■ **Extracted data entries**
==============================

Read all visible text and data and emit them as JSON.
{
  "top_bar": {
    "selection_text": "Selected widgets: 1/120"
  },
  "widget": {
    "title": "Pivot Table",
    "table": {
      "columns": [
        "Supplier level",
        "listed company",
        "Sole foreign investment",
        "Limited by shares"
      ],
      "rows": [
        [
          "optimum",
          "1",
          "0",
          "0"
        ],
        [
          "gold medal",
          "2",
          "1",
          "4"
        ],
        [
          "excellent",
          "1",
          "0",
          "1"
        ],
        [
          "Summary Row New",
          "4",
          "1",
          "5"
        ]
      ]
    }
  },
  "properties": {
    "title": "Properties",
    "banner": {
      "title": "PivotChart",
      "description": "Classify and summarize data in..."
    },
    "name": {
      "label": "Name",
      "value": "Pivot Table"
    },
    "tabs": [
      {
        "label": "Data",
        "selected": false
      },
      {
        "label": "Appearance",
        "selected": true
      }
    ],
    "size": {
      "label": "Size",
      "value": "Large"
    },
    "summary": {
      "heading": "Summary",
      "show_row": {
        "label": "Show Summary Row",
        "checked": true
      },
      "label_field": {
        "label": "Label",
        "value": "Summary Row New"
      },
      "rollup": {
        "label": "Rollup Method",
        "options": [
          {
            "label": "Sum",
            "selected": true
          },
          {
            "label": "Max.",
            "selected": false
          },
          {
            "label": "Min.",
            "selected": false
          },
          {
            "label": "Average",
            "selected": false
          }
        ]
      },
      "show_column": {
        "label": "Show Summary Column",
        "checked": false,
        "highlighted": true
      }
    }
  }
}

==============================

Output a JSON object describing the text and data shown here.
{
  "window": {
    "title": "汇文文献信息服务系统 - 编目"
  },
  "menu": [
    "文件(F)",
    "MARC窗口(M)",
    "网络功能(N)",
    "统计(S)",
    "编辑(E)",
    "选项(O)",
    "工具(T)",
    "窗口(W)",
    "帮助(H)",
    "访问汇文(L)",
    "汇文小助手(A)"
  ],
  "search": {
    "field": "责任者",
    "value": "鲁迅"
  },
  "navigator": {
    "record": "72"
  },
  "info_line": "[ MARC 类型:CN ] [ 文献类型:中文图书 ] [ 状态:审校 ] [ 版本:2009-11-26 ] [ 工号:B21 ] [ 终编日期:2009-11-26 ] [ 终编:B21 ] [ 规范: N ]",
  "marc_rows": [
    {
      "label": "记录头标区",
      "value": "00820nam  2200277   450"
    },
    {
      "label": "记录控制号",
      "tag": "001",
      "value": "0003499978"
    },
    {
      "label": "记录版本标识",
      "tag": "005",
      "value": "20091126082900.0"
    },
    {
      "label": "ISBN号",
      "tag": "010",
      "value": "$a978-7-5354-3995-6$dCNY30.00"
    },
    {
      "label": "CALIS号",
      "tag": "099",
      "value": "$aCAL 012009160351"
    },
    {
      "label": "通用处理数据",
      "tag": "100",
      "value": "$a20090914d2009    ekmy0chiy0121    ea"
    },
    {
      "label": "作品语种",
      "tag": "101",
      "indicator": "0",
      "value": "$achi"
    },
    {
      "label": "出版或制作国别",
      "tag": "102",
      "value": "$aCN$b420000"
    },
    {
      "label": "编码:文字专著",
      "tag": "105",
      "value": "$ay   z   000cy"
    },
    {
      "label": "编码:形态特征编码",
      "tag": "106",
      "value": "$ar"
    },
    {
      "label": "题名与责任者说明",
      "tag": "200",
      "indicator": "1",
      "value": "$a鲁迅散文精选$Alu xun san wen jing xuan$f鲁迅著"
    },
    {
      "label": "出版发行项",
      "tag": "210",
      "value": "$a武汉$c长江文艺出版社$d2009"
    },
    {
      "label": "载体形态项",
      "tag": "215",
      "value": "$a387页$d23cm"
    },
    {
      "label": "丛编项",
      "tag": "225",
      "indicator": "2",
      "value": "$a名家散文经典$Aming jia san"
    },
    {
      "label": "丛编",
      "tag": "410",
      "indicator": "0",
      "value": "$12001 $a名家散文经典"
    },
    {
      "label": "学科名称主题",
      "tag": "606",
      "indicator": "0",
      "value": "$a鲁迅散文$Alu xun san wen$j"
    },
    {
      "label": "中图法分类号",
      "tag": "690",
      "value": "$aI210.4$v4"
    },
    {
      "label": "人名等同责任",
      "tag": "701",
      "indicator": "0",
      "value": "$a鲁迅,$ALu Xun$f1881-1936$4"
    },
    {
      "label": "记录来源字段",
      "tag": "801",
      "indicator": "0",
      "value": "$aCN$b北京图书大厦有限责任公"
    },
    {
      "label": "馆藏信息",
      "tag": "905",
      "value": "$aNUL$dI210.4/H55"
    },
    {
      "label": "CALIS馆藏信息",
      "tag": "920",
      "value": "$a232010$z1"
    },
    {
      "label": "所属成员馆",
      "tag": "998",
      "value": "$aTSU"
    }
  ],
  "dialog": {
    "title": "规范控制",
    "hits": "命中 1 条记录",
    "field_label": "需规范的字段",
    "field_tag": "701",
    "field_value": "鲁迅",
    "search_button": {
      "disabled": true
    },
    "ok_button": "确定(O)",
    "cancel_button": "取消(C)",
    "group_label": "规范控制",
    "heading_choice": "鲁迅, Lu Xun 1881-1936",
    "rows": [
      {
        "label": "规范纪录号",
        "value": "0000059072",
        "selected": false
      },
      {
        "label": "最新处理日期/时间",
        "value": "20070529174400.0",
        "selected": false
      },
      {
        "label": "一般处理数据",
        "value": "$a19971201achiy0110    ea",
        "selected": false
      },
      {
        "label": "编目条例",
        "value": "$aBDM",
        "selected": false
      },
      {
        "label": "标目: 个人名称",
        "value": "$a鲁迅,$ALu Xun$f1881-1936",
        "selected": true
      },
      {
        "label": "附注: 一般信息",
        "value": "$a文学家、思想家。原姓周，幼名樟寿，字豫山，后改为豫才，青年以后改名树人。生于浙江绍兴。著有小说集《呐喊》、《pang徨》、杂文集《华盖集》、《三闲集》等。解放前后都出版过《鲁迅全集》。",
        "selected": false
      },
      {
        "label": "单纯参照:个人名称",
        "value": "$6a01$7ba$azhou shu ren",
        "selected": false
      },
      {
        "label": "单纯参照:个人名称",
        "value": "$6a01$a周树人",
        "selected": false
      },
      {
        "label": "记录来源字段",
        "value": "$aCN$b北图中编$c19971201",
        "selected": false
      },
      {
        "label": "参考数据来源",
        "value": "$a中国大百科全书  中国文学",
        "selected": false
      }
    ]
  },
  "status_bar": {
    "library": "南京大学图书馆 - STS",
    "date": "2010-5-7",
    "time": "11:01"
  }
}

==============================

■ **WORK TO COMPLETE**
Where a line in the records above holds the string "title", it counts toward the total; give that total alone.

■ **ANSWER FOR THE TASK**
5